The LS comes with similar equipment, but with the inclusion of carpeted floor mats and a front center armrest.
The LT is the first trim to offer a good list of features, like a rear USB port, a better sound system, and cupholders in the rear. Packages provide even more features, like the heated mirrors and front seats in the Driver Convenience package -- though this requires the Driver Confidence package. The latter gives you rear cross-traffic alert and parking sensors, and it will monitor your blind spots.
The Diesel swaps the powertrain with a 1.6L diesel and a nine-speed auto.
The Premier gets the optional packages above as well as illuminated vanity mirrors, two more inches on the wheels, and a better rear suspension. Further, you get chrome accents on the exterior body and ambient lighting for the cabin.
Your commute will dictate how appealing the performance of the 2019 Chevrolet Cruze really is. If you're a city dweller, then its lack of acceleration won't serve you any justice. If, on the other hand, you're someone who curves around winding roads all the time, then the handling will undoubtedly impress.
As mentioned, the acceleration is poor, taking nearly ten seconds to reach 60 miles per hour from a standstill. Once you're actually moving, though, you won't have any problems with passing maneuvers or turns around the corner.
As for the brakes, the Cruze shines even further. As soon as you depress the pedal, there's feedback from the brakes and response from the body. In just 110 feet, the Cruze comes to a panic stop from 60 miles per hour, which is respectable for its class.
Steering isn't difficult either, which is expected for a compact sedan. Thanks to fast feedback, the Cruze drives like a sports car, delivering near-instant reactions directly through the steering wheel.
As we've praised, the 2019 Chevrolet Cruze is coordinated and balanced when it comes to handling. If you upgrade to the 18-inch tires, you'll get an even better grip than the standard tires, allowing you to make faster turns before the rubber screams. With low body roll, you'll gain even more confidence behind the wheel.
When you pull away from a standstill in the Cruze, it doesn't hurry into the highest gear, and it knows how to stay in low speeds when at an incline.
LS: 28 city / 38 hwy
LT: 31 city / 48 hwy
Premier Hatchback: 28 city / 38 hwy
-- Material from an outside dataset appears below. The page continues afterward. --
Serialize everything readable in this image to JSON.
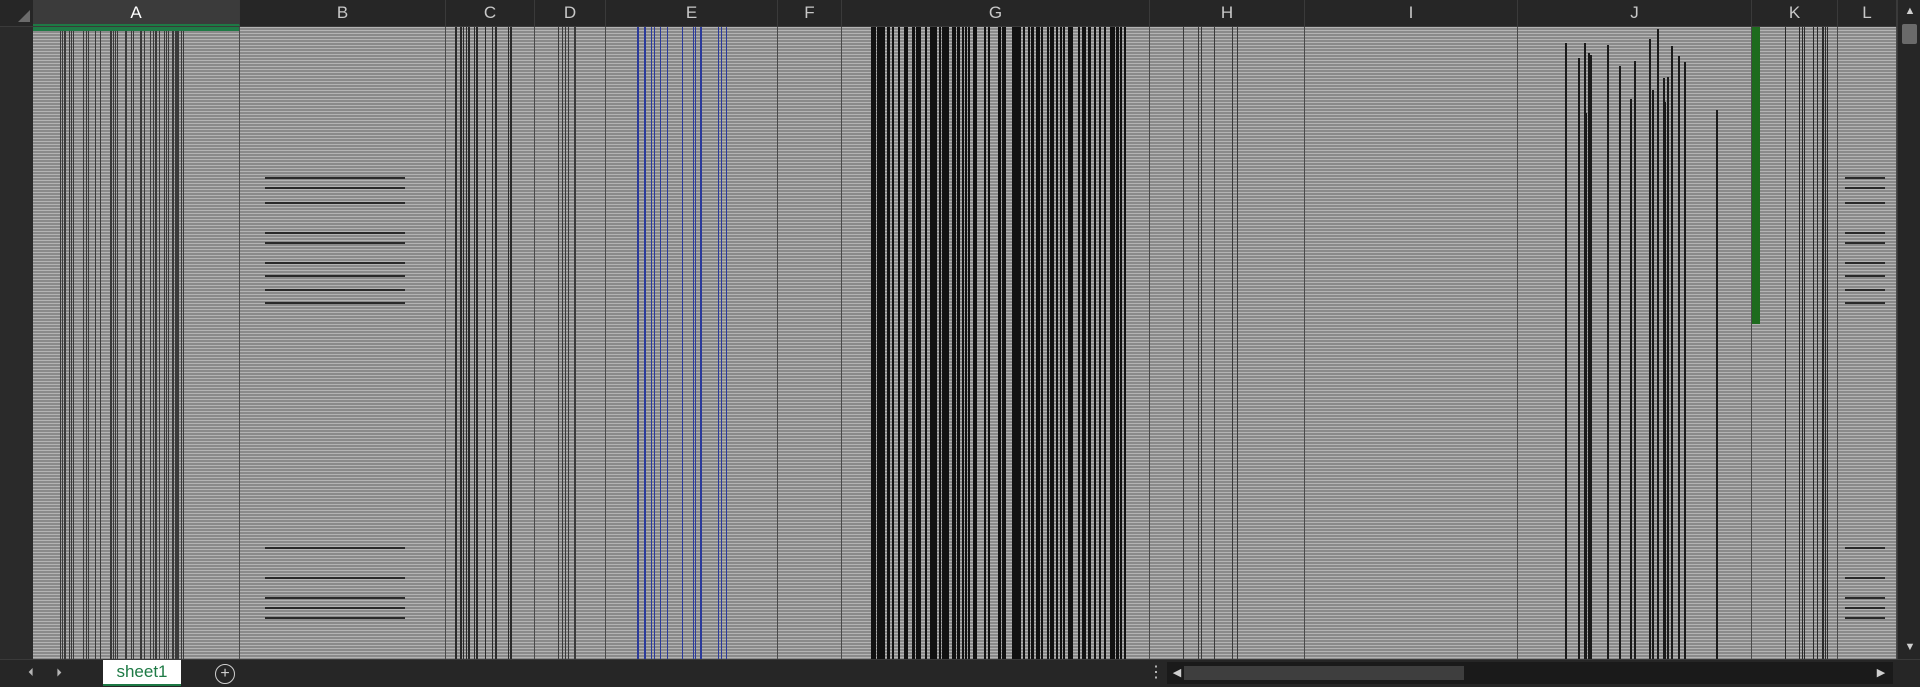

How to Calculate The Dealer Cost of a Chevrolet Cruze
Formula for Calculating Dealer Cost:
- Example: Base Chevrolet Cruze invoice price + the dealer Invoice price of all the options + destination - Holdback = Total Dealer Cost.
- What is Holdback? A hidden amount that manufacturers give back to a dealer. It is a percentage of the MSRP or the Invoice price.
Total Dealer Cost - Rebate and Incentive + Taxes / Licensing Fees = True Dealer Cost. (You can get rebates and incentives here)
Note: All Chevrolet Cruze MSRP, invoice and dealer cost dollar figures above are approximate amounts. Prices are subject to change without notice.
A note about rebates: Most rebates are subtracted from the "on the road" figure. In most cases, you can have the rebate if you are arranging your own financing or you are paying cash. If you decide to use the manufacturer’s low interest financing, you do not usually get the rebate. Ask your dealer for details.